   the wind slumps through the empty eyes of cows.

Landscapes begin to flash surrealistically: Los Angeles sloshes into the ocean after nine days of rain, Kennedy is assassinated again, "razors could not cut the rain from the glass." Without reveling in vatic zeal or surreal petulance, however, the poet "whistles under the true sky of his troubles / walking slowly / inside himself," realizing that, regardless of the emotions that flood him, he gains only a measured wisdom:

   I see that I am what I always was
   that ordinary man on his front steps
   bewildered under the bright mess of the heavens
   by the fierce indecipherable language of its stars.

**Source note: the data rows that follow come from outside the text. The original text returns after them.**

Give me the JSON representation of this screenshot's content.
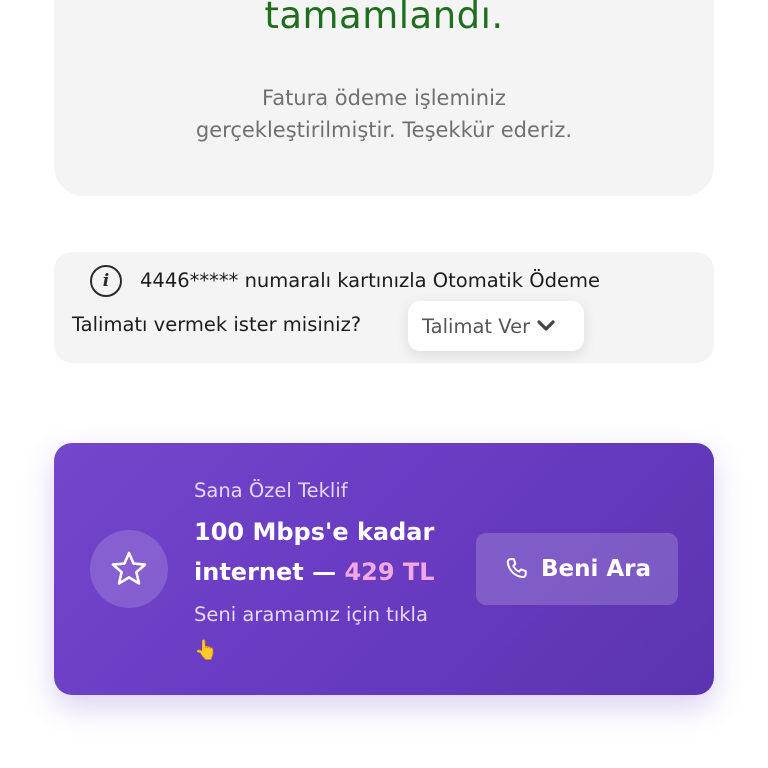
{
  "success": {
    "title": "tamamlandı.",
    "message_line1": "Fatura ödeme işleminiz",
    "message_line2": "gerçekleştirilmiştir. Teşekkür ederiz."
  },
  "autopay": {
    "info_icon": "info-icon",
    "line1": "4446***** numaralı kartınızla Otomatik Ödeme",
    "line2": "Talimatı vermek ister misiniz?",
    "select_label": "Talimat Ver"
  },
  "offer": {
    "label": "Sana Özel Teklif",
    "title_part1": "100 Mbps'e kadar internet — ",
    "title_price": "429 TL",
    "subtitle": "Seni aramamız için tıkla",
    "subtitle_emoji": "👆",
    "call_button_label": "Beni Ara",
    "colors": {
      "accent": "#6a3cc3",
      "price": "#f3a8e6",
      "success_green": "#1e6e1e"
    }
  }
}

In the books that have followed, Dana has steadily sharpened and broadened this perspective. The voice that now comes from his page is assured in its puzzlement, not distracted even by artifice. "These Days," from What I Think I Know, describes two people fishing on a beach and records their banal conversation until Dana announces candidly, "You're reading a translation. / The beach is empty." He continues with

   I'm swirling
   my wind-chilled whiskey
   in its glass, and watching the sun
   collapse in heaven-fire,
   or wild glory, or whatever
   passes for that these days.

It is bitter, passionate realism, not drunk on nature, self-pity, romanticism, salvation schemes, whiskey, or a dream of poetry.

The poem "Gebra's Story" shows how far Dana has come. Gebra, his guide on an expedition, tells him about Kilimanjaro—"Not the House of God, / just another great stone / in a land of stones"—and about a climb into whiteout conditions:

   … we lost our way
   and couldn't see.
   My tears froze in my eyes.

Gebra has told his icy story in the "suffocating shade" of a desert below the "sacred / mountain of the Masai, / soaring in the filthy heat." Dana sits "amid flies," listening, and when it is over, he says simply, "I believe his story … and you can believe mine." Dana then tells about the prior night on the desert:

   last night, I shat where
   lion shit and jackal.

Again we listen, for the poem is about listening and telling. It is about being in "God's house," lost in the snow or exhausted by dysentery, about

   squatting there without
   benefit of gun
   or prayer,
   under lightning, with sudden, torrential rain
   sluicing my scarred arms in long bright shivers.

We believe his story.

—Edward B. Germain